Every line of the material must be copied exactly, from the first to the last.

::::::::

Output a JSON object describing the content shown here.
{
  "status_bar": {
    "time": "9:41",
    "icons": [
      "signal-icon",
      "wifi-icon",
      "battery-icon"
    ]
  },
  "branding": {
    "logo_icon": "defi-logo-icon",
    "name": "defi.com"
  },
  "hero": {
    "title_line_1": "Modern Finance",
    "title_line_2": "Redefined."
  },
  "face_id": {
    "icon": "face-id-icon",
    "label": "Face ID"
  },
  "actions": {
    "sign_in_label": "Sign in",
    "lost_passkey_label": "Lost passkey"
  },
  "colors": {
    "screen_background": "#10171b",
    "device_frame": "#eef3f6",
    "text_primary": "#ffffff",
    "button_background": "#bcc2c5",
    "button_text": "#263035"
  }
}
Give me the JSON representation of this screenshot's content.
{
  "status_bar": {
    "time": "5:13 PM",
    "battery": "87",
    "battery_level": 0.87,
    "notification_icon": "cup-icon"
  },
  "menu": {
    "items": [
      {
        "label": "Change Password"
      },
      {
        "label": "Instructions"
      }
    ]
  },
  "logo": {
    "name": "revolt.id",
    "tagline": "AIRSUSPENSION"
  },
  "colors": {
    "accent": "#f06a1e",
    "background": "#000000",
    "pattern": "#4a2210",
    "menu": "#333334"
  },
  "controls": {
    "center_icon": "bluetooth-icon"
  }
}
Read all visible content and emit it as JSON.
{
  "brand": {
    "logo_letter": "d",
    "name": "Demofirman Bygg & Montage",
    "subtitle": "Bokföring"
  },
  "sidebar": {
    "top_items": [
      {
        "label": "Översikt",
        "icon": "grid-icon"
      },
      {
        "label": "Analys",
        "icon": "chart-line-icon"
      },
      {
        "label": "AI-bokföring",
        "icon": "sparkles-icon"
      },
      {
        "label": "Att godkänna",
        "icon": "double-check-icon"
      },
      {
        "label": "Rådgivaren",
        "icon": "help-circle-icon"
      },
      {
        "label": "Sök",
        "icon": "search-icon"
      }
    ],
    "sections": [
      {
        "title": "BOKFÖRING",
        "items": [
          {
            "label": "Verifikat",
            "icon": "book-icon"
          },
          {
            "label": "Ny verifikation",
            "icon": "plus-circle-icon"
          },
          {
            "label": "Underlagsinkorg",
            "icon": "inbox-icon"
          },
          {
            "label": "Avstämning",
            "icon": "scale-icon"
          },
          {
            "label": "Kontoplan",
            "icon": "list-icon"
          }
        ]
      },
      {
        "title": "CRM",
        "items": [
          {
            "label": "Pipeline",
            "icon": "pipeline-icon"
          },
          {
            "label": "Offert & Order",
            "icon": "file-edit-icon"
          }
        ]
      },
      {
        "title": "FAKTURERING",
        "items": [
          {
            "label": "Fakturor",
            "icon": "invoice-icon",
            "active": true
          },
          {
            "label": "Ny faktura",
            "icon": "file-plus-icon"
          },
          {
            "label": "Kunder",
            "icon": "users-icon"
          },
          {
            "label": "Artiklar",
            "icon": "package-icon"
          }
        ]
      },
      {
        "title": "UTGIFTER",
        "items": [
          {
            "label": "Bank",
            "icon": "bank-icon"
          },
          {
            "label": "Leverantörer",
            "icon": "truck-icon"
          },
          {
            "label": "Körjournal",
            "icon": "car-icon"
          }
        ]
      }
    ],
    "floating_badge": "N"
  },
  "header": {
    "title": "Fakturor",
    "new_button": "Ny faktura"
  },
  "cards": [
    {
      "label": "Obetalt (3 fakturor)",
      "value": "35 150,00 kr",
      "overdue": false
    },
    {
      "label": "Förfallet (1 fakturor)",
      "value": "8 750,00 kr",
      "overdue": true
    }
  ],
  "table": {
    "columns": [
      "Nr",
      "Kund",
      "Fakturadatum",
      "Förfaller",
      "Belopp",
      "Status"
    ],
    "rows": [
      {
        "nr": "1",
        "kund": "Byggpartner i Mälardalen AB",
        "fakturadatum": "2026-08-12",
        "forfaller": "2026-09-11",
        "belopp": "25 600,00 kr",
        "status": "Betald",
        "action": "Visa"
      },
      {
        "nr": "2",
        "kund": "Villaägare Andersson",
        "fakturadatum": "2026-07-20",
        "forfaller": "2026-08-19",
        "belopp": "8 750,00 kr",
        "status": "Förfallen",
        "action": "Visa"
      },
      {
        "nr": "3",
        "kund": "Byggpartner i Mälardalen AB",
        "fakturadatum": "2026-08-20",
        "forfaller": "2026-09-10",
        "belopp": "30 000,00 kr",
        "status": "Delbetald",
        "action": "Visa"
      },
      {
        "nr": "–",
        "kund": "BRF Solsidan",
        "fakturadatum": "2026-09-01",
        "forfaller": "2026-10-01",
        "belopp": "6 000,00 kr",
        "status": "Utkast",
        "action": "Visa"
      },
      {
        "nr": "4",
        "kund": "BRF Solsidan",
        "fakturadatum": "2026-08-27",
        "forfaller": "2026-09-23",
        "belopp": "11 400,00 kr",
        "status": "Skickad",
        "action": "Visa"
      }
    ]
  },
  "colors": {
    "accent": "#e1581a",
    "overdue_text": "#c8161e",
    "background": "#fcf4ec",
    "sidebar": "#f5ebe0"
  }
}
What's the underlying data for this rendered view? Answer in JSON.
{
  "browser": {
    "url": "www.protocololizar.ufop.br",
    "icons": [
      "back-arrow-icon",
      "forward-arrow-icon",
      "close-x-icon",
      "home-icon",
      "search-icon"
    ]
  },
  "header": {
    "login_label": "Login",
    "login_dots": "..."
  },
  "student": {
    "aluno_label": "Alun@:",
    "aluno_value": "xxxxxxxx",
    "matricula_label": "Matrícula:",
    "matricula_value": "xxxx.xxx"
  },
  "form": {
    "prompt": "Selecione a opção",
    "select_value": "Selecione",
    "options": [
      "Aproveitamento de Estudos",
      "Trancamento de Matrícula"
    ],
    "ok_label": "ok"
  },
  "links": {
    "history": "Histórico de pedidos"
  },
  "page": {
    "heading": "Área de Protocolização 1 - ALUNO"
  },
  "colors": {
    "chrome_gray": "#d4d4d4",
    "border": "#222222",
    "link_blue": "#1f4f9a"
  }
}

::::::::

**Result of this task:**
Output a JSON object describing the content shown here.
{
  "status_bar": {
    "time": "9:41",
    "icons": [
      "signal-icon",
      "wifi-icon",
      "battery-icon"
    ]
  },
  "branding": {
    "logo_icon": "defi-logo-icon",
    "name": "defi.com"
  },
  "hero": {
    "title_line_1": "Modern Finance",
    "title_line_2": "Redefined."
  },
  "face_id": {
    "icon": "face-id-icon",
    "label": "Face ID"
  },
  "actions": {
    "sign_in_label": "Sign in",
    "lost_passkey_label": "Lost passkey"
  },
  "colors": {
    "screen_background": "#10171b",
    "device_frame": "#eef3f6",
    "text_primary": "#ffffff",
    "button_background": "#bcc2c5",
    "button_text": "#263035"
  }
}
Give me the JSON representation of this screenshot's content.
{
  "status_bar": {
    "time": "5:13 PM",
    "battery": "87",
    "battery_level": 0.87,
    "notification_icon": "cup-icon"
  },
  "menu": {
    "items": [
      {
        "label": "Change Password"
      },
      {
        "label": "Instructions"
      }
    ]
  },
  "logo": {
    "name": "revolt.id",
    "tagline": "AIRSUSPENSION"
  },
  "colors": {
    "accent": "#f06a1e",
    "background": "#000000",
    "pattern": "#4a2210",
    "menu": "#333334"
  },
  "controls": {
    "center_icon": "bluetooth-icon"
  }
}
Read all visible content and emit it as JSON.
{
  "brand": {
    "logo_letter": "d",
    "name": "Demofirman Bygg & Montage",
    "subtitle": "Bokföring"
  },
  "sidebar": {
    "top_items": [
      {
        "label": "Översikt",
        "icon": "grid-icon"
      },
      {
        "label": "Analys",
        "icon": "chart-line-icon"
      },
      {
        "label": "AI-bokföring",
        "icon": "sparkles-icon"
      },
      {
        "label": "Att godkänna",
        "icon": "double-check-icon"
      },
      {
        "label": "Rådgivaren",
        "icon": "help-circle-icon"
      },
      {
        "label": "Sök",
        "icon": "search-icon"
      }
    ],
    "sections": [
      {
        "title": "BOKFÖRING",
        "items": [
          {
            "label": "Verifikat",
            "icon": "book-icon"
          },
          {
            "label": "Ny verifikation",
            "icon": "plus-circle-icon"
          },
          {
            "label": "Underlagsinkorg",
            "icon": "inbox-icon"
          },
          {
            "label": "Avstämning",
            "icon": "scale-icon"
          },
          {
            "label": "Kontoplan",
            "icon": "list-icon"
          }
        ]
      },
      {
        "title": "CRM",
        "items": [
          {
            "label": "Pipeline",
            "icon": "pipeline-icon"
          },
          {
            "label": "Offert & Order",
            "icon": "file-edit-icon"
          }
        ]
      },
      {
        "title": "FAKTURERING",
        "items": [
          {
            "label": "Fakturor",
            "icon": "invoice-icon",
            "active": true
          },
          {
            "label": "Ny faktura",
            "icon": "file-plus-icon"
          },
          {
            "label": "Kunder",
            "icon": "users-icon"
          },
          {
            "label": "Artiklar",
            "icon": "package-icon"
          }
        ]
      },
      {
        "title": "UTGIFTER",
        "items": [
          {
            "label": "Bank",
            "icon": "bank-icon"
          },
          {
            "label": "Leverantörer",
            "icon": "truck-icon"
          },
          {
            "label": "Körjournal",
            "icon": "car-icon"
          }
        ]
      }
    ],
    "floating_badge": "N"
  },
  "header": {
    "title": "Fakturor",
    "new_button": "Ny faktura"
  },
  "cards": [
    {
      "label": "Obetalt (3 fakturor)",
      "value": "35 150,00 kr",
      "overdue": false
    },
    {
      "label": "Förfallet (1 fakturor)",
      "value": "8 750,00 kr",
      "overdue": true
    }
  ],
  "table": {
    "columns": [
      "Nr",
      "Kund",
      "Fakturadatum",
      "Förfaller",
      "Belopp",
      "Status"
    ],
    "rows": [
      {
        "nr": "1",
        "kund": "Byggpartner i Mälardalen AB",
        "fakturadatum": "2026-08-12",
        "forfaller": "2026-09-11",
        "belopp": "25 600,00 kr",
        "status": "Betald",
        "action": "Visa"
      },
      {
        "nr": "2",
        "kund": "Villaägare Andersson",
        "fakturadatum": "2026-07-20",
        "forfaller": "2026-08-19",
        "belopp": "8 750,00 kr",
        "status": "Förfallen",
        "action": "Visa"
      },
      {
        "nr": "3",
        "kund": "Byggpartner i Mälardalen AB",
        "fakturadatum": "2026-08-20",
        "forfaller": "2026-09-10",
        "belopp": "30 000,00 kr",
        "status": "Delbetald",
        "action": "Visa"
      },
      {
        "nr": "–",
        "kund": "BRF Solsidan",
        "fakturadatum": "2026-09-01",
        "forfaller": "2026-10-01",
        "belopp": "6 000,00 kr",
        "status": "Utkast",
        "action": "Visa"
      },
      {
        "nr": "4",
        "kund": "BRF Solsidan",
        "fakturadatum": "2026-08-27",
        "forfaller": "2026-09-23",
        "belopp": "11 400,00 kr",
        "status": "Skickad",
        "action": "Visa"
      }
    ]
  },
  "colors": {
    "accent": "#e1581a",
    "overdue_text": "#c8161e",
    "background": "#fcf4ec",
    "sidebar": "#f5ebe0"
  }
}
What's the underlying data for this rendered view? Answer in JSON.
{
  "browser": {
    "url": "www.protocololizar.ufop.br",
    "icons": [
      "back-arrow-icon",
      "forward-arrow-icon",
      "close-x-icon",
      "home-icon",
      "search-icon"
    ]
  },
  "header": {
    "login_label": "Login",
    "login_dots": "..."
  },
  "student": {
    "aluno_label": "Alun@:",
    "aluno_value": "xxxxxxxx",
    "matricula_label": "Matrícula:",
    "matricula_value": "xxxx.xxx"
  },
  "form": {
    "prompt": "Selecione a opção",
    "select_value": "Selecione",
    "options": [
      "Aproveitamento de Estudos",
      "Trancamento de Matrícula"
    ],
    "ok_label": "ok"
  },
  "links": {
    "history": "Histórico de pedidos"
  },
  "page": {
    "heading": "Área de Protocolização 1 - ALUNO"
  },
  "colors": {
    "chrome_gray": "#d4d4d4",
    "border": "#222222",
    "link_blue": "#1f4f9a"
  }
}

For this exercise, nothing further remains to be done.